> WORK TASK
Will you give every entry again exactly as it stands?

___ SOURCE MATERIAL

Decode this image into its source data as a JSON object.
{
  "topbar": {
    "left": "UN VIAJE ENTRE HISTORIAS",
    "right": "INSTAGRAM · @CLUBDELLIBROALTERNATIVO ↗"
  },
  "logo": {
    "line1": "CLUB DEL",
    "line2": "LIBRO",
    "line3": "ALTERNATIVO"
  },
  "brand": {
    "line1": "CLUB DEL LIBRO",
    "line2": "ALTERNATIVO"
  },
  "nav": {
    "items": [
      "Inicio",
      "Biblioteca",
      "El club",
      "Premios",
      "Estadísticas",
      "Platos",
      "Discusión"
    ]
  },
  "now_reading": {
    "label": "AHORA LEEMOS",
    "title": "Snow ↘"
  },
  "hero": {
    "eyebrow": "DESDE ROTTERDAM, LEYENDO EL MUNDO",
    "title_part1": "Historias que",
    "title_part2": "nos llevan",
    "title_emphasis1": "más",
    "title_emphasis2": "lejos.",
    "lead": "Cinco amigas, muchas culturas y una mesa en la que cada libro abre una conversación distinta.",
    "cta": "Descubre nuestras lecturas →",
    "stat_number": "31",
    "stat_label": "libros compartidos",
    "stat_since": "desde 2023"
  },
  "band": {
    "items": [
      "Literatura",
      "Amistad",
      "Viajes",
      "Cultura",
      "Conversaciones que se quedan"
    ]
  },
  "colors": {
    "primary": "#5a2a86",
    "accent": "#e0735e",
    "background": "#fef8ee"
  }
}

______

> ANSWER
Decode this image into its source data as a JSON object.
{
  "topbar": {
    "left": "UN VIAJE ENTRE HISTORIAS",
    "right": "INSTAGRAM · @CLUBDELLIBROALTERNATIVO ↗"
  },
  "logo": {
    "line1": "CLUB DEL",
    "line2": "LIBRO",
    "line3": "ALTERNATIVO"
  },
  "brand": {
    "line1": "CLUB DEL LIBRO",
    "line2": "ALTERNATIVO"
  },
  "nav": {
    "items": [
      "Inicio",
      "Biblioteca",
      "El club",
      "Premios",
      "Estadísticas",
      "Platos",
      "Discusión"
    ]
  },
  "now_reading": {
    "label": "AHORA LEEMOS",
    "title": "Snow ↘"
  },
  "hero": {
    "eyebrow": "DESDE ROTTERDAM, LEYENDO EL MUNDO",
    "title_part1": "Historias que",
    "title_part2": "nos llevan",
    "title_emphasis1": "más",
    "title_emphasis2": "lejos.",
    "lead": "Cinco amigas, muchas culturas y una mesa en la que cada libro abre una conversación distinta.",
    "cta": "Descubre nuestras lecturas →",
    "stat_number": "31",
    "stat_label": "libros compartidos",
    "stat_since": "desde 2023"
  },
  "band": {
    "items": [
      "Literatura",
      "Amistad",
      "Viajes",
      "Cultura",
      "Conversaciones que se quedan"
    ]
  },
  "colors": {
    "primary": "#5a2a86",
    "accent": "#e0735e",
    "background": "#fef8ee"
  }
}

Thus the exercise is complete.